Search form

Login - Register | FOLLOW US ON

Logo of Phnom Penh Post newspaper Phnom Penh Post - Montagnards mull leaving

Ethnic Montagnards who fled from Vietnam in an alleged attempt to escape political persecution pose for a photo in Ratanakkiri province in December before being deported by Cambodian authorities.  ADHOC
Ethnic Montagnards who fled from Vietnam in an alleged attempt to escape political persecution pose for a photo in Ratanakkiri province in December before being deported by Cambodian authorities. ADHOC

Montagnards mull leaving

With the clock ticking for Montagnards in Phnom Penh to leave the country or face forced repatriation, some of the asylum seekers have asked the UN Refugee Agency to help them return to Vietnam.

Vivian Tan, a regional spokesperson for UNHCR, said “a few people” have asked the agency “about the possibility of facilitating their return”.

But, she added, “the numbers and plans are not definitive at this point”.

Hundreds of Montagnards – a predominantly Christian indigenous group from Vietnam’s central highlands – have fled to Cambodia over the past year citing religious and political persecution.

So far, just 13 have been recognised as refugees, dozens have been deported and more than 200 have been left in limbo in the capital.

On September 11, Interior Ministry spokesman Khieu Sopheak said the government had set a three-month deadline for the unregistered Montagnards to return home or face being forcibly expelled.

Tan, however, said the threats did not appear to be behind the Montagnards’ decision to leave.

“We were approached before and after the announcement, which these individuals didn’t seem to be aware of,” she said, adding that UNHCR staff would “counsel them on their options so that they can make informed decisions” on whether to return.

Vietnam has offered UNHCR assurances that returning Montagnards will not be mistreated.

Amid similar vows, 12 of the unregistered Montagnards returned in July.

Tan said UNHCR had heard “from a few of the 12 returnees” through a partner agency, “who said they are doing alright”.

0

Comments

Please, login or register to post a comment

Latest Video

Phnom Penh eats: Homegrown veggies at Bayon Beoung Snor

​Nestled along National Road 1, Bayon Beoung Snor is a farm-cum-restaurant.

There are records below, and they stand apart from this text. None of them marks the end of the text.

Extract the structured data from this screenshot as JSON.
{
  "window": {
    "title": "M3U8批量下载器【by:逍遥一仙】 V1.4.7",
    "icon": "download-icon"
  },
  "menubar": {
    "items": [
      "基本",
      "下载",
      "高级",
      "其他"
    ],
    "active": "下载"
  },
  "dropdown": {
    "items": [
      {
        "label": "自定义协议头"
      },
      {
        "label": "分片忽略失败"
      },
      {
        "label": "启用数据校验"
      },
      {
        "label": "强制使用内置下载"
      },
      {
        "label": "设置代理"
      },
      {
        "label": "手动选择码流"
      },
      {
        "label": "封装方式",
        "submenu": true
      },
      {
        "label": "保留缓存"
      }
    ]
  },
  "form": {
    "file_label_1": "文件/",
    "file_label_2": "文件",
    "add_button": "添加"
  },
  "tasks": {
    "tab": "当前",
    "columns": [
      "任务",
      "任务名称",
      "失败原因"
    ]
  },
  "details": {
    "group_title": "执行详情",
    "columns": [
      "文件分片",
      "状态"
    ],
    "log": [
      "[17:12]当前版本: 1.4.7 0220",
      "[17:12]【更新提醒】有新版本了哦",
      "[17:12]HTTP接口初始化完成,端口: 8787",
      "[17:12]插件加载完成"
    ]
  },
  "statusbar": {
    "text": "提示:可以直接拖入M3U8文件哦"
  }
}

The team grows their own vegetables, which they then use to whip up traditional Khmer food.

Bill Clough reflects on The Phnom Penh Post's 25 year history

The Post's publisher Bill Clough, under whose leadership the publication went from a fortnightly to a daily one, discusses his investment in Cambodia, his vision for the paper in an increasingly digital age,